___ Data for processing

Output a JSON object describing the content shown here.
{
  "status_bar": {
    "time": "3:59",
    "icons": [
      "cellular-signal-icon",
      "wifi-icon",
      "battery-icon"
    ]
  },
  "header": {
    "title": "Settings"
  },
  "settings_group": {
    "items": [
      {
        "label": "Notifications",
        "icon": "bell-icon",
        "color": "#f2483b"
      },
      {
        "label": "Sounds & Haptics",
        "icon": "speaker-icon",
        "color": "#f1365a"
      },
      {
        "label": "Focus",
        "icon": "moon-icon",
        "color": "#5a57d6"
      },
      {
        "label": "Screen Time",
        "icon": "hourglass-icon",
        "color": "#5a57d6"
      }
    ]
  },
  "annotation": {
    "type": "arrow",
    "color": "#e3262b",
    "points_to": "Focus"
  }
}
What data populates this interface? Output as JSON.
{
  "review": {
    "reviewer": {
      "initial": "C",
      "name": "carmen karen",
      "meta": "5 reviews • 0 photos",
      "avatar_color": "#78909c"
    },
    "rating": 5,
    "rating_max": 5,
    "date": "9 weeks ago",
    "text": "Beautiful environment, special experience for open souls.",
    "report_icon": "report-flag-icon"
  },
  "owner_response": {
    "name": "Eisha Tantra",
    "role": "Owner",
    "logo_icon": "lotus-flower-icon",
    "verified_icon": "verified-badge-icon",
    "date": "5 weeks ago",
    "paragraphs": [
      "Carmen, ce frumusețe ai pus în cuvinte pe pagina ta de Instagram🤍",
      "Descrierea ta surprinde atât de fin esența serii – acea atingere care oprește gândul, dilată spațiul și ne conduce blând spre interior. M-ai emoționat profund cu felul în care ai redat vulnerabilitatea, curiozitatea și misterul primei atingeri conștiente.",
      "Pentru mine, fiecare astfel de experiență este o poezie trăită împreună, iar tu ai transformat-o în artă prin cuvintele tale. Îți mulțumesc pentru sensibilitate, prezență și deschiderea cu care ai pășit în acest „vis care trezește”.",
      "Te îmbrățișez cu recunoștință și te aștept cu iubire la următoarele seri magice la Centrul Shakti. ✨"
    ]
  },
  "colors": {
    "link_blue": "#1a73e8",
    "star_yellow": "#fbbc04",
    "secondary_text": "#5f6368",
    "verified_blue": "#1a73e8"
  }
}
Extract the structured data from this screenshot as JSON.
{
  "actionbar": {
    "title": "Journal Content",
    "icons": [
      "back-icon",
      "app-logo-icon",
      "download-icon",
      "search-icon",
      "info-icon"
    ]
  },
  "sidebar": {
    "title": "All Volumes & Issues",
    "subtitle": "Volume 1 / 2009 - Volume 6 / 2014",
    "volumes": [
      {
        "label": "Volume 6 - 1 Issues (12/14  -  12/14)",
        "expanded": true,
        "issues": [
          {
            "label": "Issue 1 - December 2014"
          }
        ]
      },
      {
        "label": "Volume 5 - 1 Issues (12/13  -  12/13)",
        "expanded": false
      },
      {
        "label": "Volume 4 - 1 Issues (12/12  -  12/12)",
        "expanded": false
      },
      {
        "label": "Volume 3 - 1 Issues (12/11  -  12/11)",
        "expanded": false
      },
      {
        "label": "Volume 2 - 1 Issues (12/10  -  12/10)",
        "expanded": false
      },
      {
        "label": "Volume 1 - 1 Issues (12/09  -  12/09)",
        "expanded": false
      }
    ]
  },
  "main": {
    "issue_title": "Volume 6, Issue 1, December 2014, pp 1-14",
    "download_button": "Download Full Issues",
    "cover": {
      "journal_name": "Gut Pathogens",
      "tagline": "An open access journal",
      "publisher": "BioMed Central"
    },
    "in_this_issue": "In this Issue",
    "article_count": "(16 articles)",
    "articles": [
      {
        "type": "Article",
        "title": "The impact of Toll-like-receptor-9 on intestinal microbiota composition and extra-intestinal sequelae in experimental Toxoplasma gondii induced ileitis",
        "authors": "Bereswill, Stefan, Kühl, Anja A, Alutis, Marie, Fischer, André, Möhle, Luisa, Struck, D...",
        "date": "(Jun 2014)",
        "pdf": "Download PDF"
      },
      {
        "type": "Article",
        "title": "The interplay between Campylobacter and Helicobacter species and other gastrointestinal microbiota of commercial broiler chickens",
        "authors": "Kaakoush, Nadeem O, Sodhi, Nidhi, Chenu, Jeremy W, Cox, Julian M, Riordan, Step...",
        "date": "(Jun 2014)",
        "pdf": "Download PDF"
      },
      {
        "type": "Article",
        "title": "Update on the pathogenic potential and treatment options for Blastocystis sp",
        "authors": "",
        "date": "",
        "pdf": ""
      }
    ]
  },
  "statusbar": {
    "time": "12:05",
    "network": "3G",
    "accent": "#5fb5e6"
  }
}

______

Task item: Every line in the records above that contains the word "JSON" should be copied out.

Written answer:
Output a JSON object describing the content shown here.
What data populates this interface? Output as JSON.
Extract the structured data from this screenshot as JSON.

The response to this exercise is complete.